6/29/2013 7:00 AM
By Shannon Spargo New York Correspondent
HAMBURG, N.Y. — Western New York’s Hog Preview Classic expanded this year, bringing in 251 hogs for the high-stakes event on June 1-2.
The hog show, which was held at the Erie County Fairgrounds, had 57 more hogs this year than last — so many that officials needed to open overflow housing in another barn.
Jerry Stephens, exhibitor, called the event “the Northeast’s best kept secret” because of its high organized schedule, friendly staff and dedicated exhibitors.
Exhibitors came from all over New York, Pennsylvania, and Ohio to compete in a skill-a-thon and showmanship on Saturday. Sunday was all about the hogs, with a purebred breeding gilt show and market hog show.
On Saturday, exhibitors settled in, weighing and washing their swine immediately.
Some youth then chose to test their pig knowledge in a skill-a-thon competition, traveling to stations that focused on different aspects of animal husbandry.
For many, learning more about the industry is a major goal of showing swine.
Exhibitor Natalie Emerling said her favorite part of the classic was “seeing different ways to show and take care of pigs.”
Similarly, exhibitor Andy Bontrager said that he likes to “make new friends and new connections with people who have common interests.”
Bontrager made even more connections, as he showed alongside his nephews, ages 8 and 12, at their first show. “The kids had a blast and made a lot of new friends,” Bontrager said.
His 8-year-old nephew, Connor Scott of Alexander, N.Y., even won the pee-wee division of the skill-a-thon.
On Saturday night, 124 of these young exhibitors, from ages 3 to 21, competed in showmanship.
Clayton Stephens, 18, of Clinton Corners, N.Y., fought his way to champion showman, followed by Jacob Diamond of Smithfield, Pa., as reserve champion.
The judge, Kade Hummel of Cabery, Ill., said that the showmanship champions at the classic could do well anywhere, even at nationals — a testament to the talent showcased in western New York.
By Sunday morning, officials had a final count of 251 hogs, both breeding and market.
Sunday’s show, also judged by Hummel, began at 11 a.m.
The first show focused on purebred breeding stock, with Hummel sorting through six different breeds.
Champion purebred gilt went to the Yorkshire exhibited by Morgan Miller of Greenville, Pa. Reserve purebred gilt was the Duroc exhibited by Connor McCrumb of Volant, Pa.
After the breeding gilt show, market hogs came to the ring, beginning with gilts.
The champion market gilt was a heavy weight shown by Lilly Underberg of Springville, N.Y. Reserve market gilt went to a medium weight shown by Natalie Emerling of Perry, N.Y.
Emerling later praised the show for being “very organized and great competition.” She was one of several exhibitors who could not think of a negative aspect of the classic, saying that it was, “very well run.”

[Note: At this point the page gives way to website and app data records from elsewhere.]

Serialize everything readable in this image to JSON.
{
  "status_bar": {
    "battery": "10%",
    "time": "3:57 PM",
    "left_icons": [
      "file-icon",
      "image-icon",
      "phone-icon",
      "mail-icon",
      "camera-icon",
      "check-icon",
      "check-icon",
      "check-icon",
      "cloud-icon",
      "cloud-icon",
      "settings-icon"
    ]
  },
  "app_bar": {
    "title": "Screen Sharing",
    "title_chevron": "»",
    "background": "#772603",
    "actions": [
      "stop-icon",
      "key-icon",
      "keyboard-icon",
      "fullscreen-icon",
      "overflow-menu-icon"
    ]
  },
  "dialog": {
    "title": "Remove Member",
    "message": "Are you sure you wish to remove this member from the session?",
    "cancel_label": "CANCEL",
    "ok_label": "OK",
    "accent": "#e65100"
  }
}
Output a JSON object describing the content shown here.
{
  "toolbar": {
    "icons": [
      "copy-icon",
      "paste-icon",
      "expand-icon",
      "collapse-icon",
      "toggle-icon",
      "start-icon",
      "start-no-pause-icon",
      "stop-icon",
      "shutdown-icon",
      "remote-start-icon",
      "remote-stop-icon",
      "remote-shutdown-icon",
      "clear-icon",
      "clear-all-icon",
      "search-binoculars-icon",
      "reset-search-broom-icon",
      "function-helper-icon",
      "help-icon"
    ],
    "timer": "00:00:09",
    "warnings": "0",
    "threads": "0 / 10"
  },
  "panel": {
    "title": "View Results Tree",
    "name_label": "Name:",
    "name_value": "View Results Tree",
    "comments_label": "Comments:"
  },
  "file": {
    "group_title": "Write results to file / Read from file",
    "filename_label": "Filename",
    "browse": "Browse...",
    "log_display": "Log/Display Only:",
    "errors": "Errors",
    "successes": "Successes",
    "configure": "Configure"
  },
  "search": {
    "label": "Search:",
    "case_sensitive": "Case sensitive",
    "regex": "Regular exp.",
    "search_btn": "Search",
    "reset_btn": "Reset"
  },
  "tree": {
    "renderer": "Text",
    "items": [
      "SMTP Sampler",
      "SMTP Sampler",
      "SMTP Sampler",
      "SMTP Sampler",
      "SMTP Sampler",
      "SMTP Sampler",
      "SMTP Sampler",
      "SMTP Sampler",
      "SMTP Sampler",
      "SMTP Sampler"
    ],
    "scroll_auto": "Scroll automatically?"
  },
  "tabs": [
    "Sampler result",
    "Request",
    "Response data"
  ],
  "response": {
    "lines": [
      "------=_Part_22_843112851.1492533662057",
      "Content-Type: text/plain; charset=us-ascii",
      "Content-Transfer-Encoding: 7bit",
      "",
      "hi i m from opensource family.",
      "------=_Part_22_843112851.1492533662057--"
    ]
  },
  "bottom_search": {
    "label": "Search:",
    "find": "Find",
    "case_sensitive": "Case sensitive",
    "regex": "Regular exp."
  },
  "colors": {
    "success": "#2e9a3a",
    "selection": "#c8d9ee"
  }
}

After Underberg’s and Emerling’s winnings in the market gilt show, market barrows competed.
The champion barrow was a medium weight shown by Matthew Kasanicky of Leechburg, Pa. Reserve champion barrow was a medium weight shown by Jacob Diamond of Smithfield, Pa.
At the end of all three shows, Hummel gathered his champions (breeding gilts, market gilts and market barrows) to the ring for one final drive: the overall championship.
Hummel chose Morgan Miller’s champion purebred gilt as the grand champion hog, Matthew Kasanicky’s champion barrow as the reserve champion hog, and Jacob Diamond’s reserve champion barrow as the honorable mention hog.
Winners received hanging, aluminum tack boxes and monetary awards.
For a complete list of winners and details about next year’s competition, check out the Erie County Fairgrounds website at http://www.the-fairgrounds.com/<\c> Photo by Shannon Spargo
Andy Bontrager shows off one of his hogs during the Western New York Hog Preview Classic held the weekend of June 1.